Collected data entries:
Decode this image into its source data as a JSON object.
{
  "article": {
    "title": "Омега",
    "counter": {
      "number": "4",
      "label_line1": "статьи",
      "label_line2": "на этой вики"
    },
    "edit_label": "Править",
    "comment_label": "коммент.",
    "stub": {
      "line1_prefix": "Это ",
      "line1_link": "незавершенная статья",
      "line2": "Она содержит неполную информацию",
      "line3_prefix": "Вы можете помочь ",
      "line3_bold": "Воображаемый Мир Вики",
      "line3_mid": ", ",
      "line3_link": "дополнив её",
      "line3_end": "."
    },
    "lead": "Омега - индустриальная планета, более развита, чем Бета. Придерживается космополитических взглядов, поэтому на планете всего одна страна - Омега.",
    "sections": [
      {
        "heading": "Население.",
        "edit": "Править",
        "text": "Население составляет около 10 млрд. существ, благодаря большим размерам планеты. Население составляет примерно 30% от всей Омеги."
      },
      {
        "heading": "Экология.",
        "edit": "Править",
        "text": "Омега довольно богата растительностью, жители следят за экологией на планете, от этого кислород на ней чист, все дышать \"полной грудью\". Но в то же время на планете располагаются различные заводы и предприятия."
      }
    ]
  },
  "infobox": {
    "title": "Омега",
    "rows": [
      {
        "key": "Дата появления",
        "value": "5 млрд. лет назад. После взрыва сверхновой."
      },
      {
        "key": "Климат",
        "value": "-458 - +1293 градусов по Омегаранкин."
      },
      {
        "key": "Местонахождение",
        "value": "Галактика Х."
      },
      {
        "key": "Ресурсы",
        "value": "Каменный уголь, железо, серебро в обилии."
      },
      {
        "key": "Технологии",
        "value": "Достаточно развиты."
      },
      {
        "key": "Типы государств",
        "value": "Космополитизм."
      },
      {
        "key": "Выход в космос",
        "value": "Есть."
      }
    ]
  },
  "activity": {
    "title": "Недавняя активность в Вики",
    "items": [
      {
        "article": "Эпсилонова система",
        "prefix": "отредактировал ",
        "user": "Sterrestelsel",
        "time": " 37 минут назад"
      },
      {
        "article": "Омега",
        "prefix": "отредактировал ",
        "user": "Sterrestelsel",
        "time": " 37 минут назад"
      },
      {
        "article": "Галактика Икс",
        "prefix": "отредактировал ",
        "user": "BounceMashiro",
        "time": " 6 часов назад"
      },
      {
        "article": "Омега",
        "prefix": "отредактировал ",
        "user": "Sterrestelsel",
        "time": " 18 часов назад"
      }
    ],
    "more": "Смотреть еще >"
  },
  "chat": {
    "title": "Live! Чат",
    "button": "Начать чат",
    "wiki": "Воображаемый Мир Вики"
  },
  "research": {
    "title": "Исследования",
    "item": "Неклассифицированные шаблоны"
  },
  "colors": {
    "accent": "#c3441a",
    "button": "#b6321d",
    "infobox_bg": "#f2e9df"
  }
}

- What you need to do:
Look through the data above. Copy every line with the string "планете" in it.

- Task answer:
    "lead": "Омега - индустриальная планета, более развита, чем Бета. Придерживается космополитических взглядов, поэтому на планете всего одна страна - Омега.",
        "text": "Омега довольно богата растительностью, жители следят за экологией на планете, от этого кислород на ней чист, все дышать \"полной грудью\". Но в то же время на планете располагаются различные заводы и предприятия."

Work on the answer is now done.